Saved entries:

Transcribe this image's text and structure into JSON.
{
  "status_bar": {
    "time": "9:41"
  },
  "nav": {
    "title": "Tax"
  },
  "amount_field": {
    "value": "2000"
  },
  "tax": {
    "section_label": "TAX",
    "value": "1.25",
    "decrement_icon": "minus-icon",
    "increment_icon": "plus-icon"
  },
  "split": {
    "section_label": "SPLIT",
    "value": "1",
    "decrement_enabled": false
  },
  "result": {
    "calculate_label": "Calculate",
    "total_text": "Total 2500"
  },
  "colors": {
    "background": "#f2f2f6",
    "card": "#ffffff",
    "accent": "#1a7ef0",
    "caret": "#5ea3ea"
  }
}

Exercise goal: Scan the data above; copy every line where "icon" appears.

Result below:
    "decrement_icon": "minus-icon",
    "increment_icon": "plus-icon"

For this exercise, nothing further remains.